Electrosurgery may be used in selective cases of superficial skin cancer. In this procedure, cancerous tissue is scraped from the skin using a curette and the remaining tumor is then removed with a device that delivers an electric spark to the affected area.

Mohs micrographic surgery or microscopically controlled surgery is particularly effective for tumors that recur or those that involve large areas in difficult locations such as the nose, ears, lips, and around the eyes. X-ray therapy may also be used in special cases as well.

In the case of deeper malignant melanoma, sentinel lymph node biopsy and/or removal of the affected lymph nodes may be required.

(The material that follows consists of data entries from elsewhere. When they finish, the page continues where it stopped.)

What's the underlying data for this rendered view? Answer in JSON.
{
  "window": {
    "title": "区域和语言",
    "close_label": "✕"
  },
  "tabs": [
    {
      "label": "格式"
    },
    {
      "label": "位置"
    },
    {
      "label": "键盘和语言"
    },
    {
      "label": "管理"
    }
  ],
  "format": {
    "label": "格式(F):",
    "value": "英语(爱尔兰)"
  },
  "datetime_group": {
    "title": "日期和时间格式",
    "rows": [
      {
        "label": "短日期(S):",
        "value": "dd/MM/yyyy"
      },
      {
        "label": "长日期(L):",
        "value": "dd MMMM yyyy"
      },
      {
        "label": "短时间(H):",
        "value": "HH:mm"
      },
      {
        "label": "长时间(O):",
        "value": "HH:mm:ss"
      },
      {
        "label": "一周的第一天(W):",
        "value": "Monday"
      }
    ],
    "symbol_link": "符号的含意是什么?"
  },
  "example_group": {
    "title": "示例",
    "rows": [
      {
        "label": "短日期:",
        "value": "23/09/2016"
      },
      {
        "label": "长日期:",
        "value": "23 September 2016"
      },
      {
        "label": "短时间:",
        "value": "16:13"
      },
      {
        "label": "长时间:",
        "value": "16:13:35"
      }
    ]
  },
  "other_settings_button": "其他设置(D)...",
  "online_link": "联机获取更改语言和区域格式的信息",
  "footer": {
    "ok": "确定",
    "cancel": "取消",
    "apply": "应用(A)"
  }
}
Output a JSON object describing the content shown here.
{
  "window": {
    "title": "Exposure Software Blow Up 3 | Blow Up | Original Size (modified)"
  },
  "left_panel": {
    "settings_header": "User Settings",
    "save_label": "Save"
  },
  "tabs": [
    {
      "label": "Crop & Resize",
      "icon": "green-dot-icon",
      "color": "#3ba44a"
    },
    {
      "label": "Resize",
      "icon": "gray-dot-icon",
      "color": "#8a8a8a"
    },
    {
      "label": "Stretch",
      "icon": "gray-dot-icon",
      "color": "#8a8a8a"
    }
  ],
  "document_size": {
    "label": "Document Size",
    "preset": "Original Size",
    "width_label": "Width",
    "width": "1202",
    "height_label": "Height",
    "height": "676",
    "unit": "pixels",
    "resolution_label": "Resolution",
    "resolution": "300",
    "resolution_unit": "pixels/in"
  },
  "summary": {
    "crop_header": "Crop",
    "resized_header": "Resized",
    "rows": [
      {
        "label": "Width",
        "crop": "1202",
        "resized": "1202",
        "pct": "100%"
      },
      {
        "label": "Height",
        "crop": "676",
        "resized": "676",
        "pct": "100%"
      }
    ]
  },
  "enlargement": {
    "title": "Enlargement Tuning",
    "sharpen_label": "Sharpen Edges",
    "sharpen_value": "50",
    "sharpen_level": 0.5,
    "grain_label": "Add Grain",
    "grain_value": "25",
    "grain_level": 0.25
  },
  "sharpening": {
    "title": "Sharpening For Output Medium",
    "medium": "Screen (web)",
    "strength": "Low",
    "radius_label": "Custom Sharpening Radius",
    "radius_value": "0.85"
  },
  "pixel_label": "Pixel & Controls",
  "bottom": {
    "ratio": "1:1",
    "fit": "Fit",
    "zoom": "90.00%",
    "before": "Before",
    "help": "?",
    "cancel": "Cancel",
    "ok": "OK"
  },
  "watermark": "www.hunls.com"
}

Treatments involving vaccines and immunotherapy are under investigation for later stage melanoma as well.

TANNING: There is no such thing as a healthy tan. In fact, a tan is the skin’s response to injury by ultra-violet light (UVL). UVL can cause mutations in cellular DNA that can lead to skin cancer. It also decreases the effectiveness of the immune system in the skin which may also promote skin cancer. UVL also damages proteins in the skin causing an acceleration of the aging process.

You are really fooling yourself if you think a tanning bed is a safe way to tan - recent studies show the contrary.

The best way to prevent skin cancer is to minimize your exposure to UVL. This is true whether it comes from the sun or an artificial source like a tanning bed.